When you have complicated or unexpected medical issues, people often don’t know how to react. Unfortunately, sometimes that even includes medical professionals, and we wind up havig to make THEM feel better, like I talk to Jen about in this week’s upcoming regular episode.
[Jen clip: Jen clip about comforting other people]
Explaining rare conditions to people can be complicated, and we often have to find ways to help people better understand them, using examples they are already familiar with. It can also be difficult, because for so many of these conditions, we still know so little about them at all, as Kirsten talked about in episode 10.
[Kirsten clip: it's like Rheumatoid Arthritis, it's like Lupus...]
50% of rare diseases affect children. In that same episode, Kirsten talked about the diagnostic limbo she experienced after the onset of her Still’s Disease symptoms at age 5.
[Kirsten clip: “particularly with"]
And like Ilana talked about in regard to her immune deficiency in episode 2, rare conditions often get in the way of just being a normal kid.
[Ilana clip: immune deficiency, have to be careful, hard to do in high school]
Being a kid with any medical problems can be scary and distressing, but with rare conditions so often very difficult to diagnose, that process can be really traumatizing, like Soul talked about in episode 20.
[Soul clip: describing diagnostic process]
And it’s not just kids that often have a really hard time in the medical system with a rare or rarely diagnosed conditions. There are many different factors that can get in the way of getting a diagnosis, and sometimes it seems amazing that anyone gets diagnosed at all. In episode 1, Lauren talked about all of the privileges that enabled her diagnosis, and how hard it can be to find a doctor who can actually help.
[Lauren clip: talking about privilege]
It comes up on the show all the time that the medical system isn’t the friendliest or most helpful place for women, people of color, and lgbtq individuals, which Rebecca talked about a bit in episode 6.
[Rebecca clip: lgbtq access, trans person with a rare disease]
And a lot of these problems come back to lack of research and medical education in general, and for rare conditions specifically. In episode 3, Rebecca also talked about the diagnostic challenges presented by rare conditions, and our shared Ehlers-Danlos Syndrome diagnosis in particular, as a result of not being taught well—if at all—in medical schools. Trying to find experts in these conditions can be extremely challenging, if any exist at all.

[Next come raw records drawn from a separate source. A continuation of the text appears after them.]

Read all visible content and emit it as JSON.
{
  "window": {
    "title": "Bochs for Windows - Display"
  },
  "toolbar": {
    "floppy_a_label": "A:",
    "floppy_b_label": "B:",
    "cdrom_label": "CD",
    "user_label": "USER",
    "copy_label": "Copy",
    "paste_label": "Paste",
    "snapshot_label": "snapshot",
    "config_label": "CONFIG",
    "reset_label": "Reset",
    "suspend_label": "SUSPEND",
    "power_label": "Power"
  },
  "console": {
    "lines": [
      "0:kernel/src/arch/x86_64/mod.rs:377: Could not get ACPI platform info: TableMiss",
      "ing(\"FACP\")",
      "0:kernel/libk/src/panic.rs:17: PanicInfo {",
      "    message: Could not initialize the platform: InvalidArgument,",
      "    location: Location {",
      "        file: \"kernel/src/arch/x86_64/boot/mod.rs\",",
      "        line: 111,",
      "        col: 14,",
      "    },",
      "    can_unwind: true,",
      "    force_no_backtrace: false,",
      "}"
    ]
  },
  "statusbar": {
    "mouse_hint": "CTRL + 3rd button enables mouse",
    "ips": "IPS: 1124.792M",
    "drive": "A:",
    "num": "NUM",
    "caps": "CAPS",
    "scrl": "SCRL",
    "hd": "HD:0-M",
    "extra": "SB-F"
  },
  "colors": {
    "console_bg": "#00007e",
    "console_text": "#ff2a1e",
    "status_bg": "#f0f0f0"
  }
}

[Rebeccca clip: not taught in medical school, non expert experts]
For rare many with conditions, people wind up having to diagnose themselves because so many doctors wind up missing or dismissing them. In episode 18, I talked to K about that, and the dual reality of self diagnosis.
[K clip: dual reality of self diagnosis]
And as Abby talked about in episode 19, self diagnosis can actually be a life saver. She learned that for herself while dealing with a rare manifestation of Endometriosis, a reproductive health condition that affects 1 in 10 people of menstruating age, but often poses many of the same challenges as rare diseases.
[Abby clip: self diagnosis, waking up from surgery, being right, if i could have done the operation on myself i would have]
Sometimes there is a bit of pride and curiosity that comes with being rare, especially if you can appreciate the science of it like Cyrena talked about in episode 17 with regard to the rare spinal stroke she experienced.
[Cyrena clip: Spinal strokes make up 1% of all strokes]
That does it for this special Rare Disease Day bonus episode from In Sickness + In Health. Check out all our other episodes and resources at insicknesspod.com. There you can also sign up for our mailing list so you’ll never miss an episode, or you van subscribe, rate and review us on iTunes, which helps other people find the show. You can follow us on social media @insicknesspod, and reach me by email at email@example.com. Stay tuned for more to come from us, including various other interviews with more rare disease patients. We’ll be back on Wednesday with our regularly scheduled episode, and don’t forget to be excellent to yourselves and each other.